- And we see, of course, an inverse correlation with gold on that very note, and there's a lot more people talking a lot more about gold, including myself. It's something we've been talking about on the show lately. So what are your thoughts on that?
- Yeah, so we've had a position in gold for some time, not for the reasons it's rallying today. We look at gold as kind of the proxy for interest rates, particularly real interest rates, which is a bit of a wonky topic. But in summary, it's you take the government bond yield. You minus expected inflation, and you get a real rate. And right now, real rates are at the lowest they've ever been, at about negative 92 basis points.
Gold tends to trade inversely off this. So with real rates going lower, gold's gone higher. And my sense is real rates will continue to fall, being very supportive for gold.
However, gold is a very-- it's not a big asset class. And so when kind of the broad market starts to get engaged, it moves quite rapidly. As once was explained to me, it's like trying to pour water out of a pitcher into a bunch of shot glasses. It just kind of spills over because there's just not enough of the assets to sup it up. And that's what's happened, and now we're at all-time highs.

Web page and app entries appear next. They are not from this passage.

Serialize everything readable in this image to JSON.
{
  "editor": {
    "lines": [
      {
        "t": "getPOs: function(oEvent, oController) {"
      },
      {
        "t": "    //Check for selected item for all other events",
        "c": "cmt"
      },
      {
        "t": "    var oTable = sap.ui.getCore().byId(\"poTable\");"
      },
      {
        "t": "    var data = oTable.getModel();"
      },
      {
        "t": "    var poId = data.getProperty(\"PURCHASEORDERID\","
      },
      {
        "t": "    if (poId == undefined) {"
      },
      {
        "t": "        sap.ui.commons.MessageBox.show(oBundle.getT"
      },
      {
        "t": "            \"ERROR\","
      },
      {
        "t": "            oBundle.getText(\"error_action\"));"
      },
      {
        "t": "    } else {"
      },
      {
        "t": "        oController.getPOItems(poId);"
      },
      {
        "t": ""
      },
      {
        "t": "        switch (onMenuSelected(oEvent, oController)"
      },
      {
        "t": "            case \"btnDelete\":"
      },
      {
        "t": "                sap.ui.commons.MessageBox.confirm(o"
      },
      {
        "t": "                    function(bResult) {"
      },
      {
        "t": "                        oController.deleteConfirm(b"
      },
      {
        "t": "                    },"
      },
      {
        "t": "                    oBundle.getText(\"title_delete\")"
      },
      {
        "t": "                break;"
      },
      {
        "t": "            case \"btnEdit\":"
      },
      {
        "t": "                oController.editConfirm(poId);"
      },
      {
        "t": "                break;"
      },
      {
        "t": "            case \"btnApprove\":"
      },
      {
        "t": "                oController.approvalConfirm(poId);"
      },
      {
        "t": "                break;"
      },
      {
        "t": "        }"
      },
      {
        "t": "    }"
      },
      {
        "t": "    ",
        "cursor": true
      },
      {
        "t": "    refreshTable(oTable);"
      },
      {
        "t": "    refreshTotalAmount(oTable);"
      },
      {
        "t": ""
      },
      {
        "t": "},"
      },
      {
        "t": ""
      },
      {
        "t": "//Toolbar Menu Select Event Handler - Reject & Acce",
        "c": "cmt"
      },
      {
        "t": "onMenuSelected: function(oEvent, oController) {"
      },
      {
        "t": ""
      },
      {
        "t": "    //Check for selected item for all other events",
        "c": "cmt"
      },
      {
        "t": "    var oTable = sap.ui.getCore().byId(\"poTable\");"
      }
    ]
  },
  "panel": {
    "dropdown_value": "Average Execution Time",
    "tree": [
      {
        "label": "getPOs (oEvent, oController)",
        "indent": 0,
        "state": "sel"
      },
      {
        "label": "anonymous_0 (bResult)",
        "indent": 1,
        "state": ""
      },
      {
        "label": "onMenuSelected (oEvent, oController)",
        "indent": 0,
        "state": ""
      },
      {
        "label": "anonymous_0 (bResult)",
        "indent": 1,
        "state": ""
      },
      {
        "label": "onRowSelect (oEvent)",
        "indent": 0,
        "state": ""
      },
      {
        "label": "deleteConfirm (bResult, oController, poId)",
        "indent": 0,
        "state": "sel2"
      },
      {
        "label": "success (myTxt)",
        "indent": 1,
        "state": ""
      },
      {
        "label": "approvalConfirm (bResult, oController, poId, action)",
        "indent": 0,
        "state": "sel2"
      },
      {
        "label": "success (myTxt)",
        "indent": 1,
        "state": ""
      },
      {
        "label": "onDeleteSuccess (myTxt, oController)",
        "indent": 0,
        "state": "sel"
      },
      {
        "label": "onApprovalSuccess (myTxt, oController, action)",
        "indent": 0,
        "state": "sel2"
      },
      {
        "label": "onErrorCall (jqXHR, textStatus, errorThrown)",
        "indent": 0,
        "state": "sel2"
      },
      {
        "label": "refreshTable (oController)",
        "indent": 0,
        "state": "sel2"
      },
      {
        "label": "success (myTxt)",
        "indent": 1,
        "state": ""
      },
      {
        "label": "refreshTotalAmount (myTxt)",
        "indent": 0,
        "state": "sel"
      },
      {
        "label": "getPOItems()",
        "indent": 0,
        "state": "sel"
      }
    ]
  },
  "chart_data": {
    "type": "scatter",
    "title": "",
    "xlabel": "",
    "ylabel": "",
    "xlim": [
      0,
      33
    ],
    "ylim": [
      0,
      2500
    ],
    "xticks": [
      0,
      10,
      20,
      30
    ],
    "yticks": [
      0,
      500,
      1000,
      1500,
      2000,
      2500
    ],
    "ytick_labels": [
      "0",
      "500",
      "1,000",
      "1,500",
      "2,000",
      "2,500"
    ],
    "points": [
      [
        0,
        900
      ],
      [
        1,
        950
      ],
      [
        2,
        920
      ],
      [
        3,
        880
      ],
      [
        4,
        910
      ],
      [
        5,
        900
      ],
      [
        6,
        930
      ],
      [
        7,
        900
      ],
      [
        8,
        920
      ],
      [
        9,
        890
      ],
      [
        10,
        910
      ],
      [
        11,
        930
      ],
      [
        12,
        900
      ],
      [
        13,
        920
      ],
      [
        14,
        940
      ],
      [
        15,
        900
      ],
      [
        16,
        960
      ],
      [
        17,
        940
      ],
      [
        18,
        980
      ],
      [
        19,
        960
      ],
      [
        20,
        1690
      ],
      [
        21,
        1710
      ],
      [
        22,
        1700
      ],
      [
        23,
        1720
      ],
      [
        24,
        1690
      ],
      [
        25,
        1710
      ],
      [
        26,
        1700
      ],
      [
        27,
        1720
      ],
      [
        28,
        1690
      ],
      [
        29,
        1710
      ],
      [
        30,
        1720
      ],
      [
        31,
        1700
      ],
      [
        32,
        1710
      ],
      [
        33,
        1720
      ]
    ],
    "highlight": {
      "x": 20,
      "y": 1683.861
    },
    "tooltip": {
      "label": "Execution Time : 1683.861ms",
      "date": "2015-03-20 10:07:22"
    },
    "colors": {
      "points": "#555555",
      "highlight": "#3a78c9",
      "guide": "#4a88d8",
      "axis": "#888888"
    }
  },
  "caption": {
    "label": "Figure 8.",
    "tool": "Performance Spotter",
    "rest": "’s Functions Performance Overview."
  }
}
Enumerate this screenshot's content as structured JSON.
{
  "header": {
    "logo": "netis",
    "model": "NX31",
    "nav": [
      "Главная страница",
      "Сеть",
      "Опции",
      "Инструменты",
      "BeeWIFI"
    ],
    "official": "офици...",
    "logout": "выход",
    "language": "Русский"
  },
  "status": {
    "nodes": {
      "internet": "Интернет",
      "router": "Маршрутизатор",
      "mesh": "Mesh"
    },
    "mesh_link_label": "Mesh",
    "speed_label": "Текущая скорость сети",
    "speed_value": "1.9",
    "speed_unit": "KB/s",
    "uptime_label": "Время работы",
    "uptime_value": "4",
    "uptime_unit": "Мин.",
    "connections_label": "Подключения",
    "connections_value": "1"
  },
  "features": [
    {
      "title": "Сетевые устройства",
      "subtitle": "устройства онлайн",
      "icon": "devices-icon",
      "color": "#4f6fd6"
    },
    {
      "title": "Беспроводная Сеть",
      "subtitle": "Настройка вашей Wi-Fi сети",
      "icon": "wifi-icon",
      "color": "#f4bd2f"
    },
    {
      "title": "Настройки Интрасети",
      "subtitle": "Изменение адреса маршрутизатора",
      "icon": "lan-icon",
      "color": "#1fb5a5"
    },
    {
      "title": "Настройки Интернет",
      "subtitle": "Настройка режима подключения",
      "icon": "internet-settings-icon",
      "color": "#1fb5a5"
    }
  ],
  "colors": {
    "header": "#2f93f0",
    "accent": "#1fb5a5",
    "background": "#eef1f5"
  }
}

My sense is that, while the negative-real-rate story I think is important, there is another sinister narrative playing to the market. You see it recently at art auctions, auctions for fine wines, and that is people are just buying anything that's not nailed down right now. And that, to me, is telling you that there's a little bit less faith in fiat currency. And as a result, not only is gold rallying, but the price of art's rallying, vintage baseball cards, fine wines.
Again, the irony of what COVID's created is all these other kind of mini bubbles elsewhere, and so it bears watching to see where this goes. Gold's going to move really quick one way or another. It's going to go a lot higher or, quite frankly, if the growth story turns around and starts to be more positive, gold could easily fall a few hundred dollars.
And so it's quite a volatile asset. We're still bulls, but we are mindful that this is not a terribly stable investment, and we're very mindful about the sizing of it.
- Yeah, going back to that active-management conversation, the importance there. Let me ask you, though, about-- you talk about simmering tensions. There's simmering domestic tensions happening, of course, within the States and everything that's happening there, but also with China and the States. How do you see this playing out?
- It really depends on who's in the White House in January. And the irony is I think a Joe Biden presidency is actually much more of a negative for the Chinese leadership than a Trump presidency.
- Why is that?
- I believe Biden will still toe a pretty hard line with China. In his recent campaign rhetoric, he has talked about US-only supply chains, et cetera. But I think what Biden will do that Trump has failed to do is garner support of like-minded countries and really gang up on China.
It's one thing for China to kind of pick off country by country because there's really no unified front right now. But if there is much better coordination across kind of like-minded liberal democracies, that's going to be a far more challenging situation for the Chinese leadership than dealing with the kind of Twitter wars with Donald Trump.
So my sense is they're, ironically, probably rooting for Trump. Trump wants to go it alone and do his own deals, et cetera. But with a Biden leadership, you're not going to get any letup. The only issue I think in Washington that's bipartisan that everyone agrees on, whether you're Republican or Democrat, is a distaste for China right now, and that should continue well into 2021.
- Michael, always a pleasure. Such a great conversation. Thanks so much.
- Thank you for having me, Kim. Take care.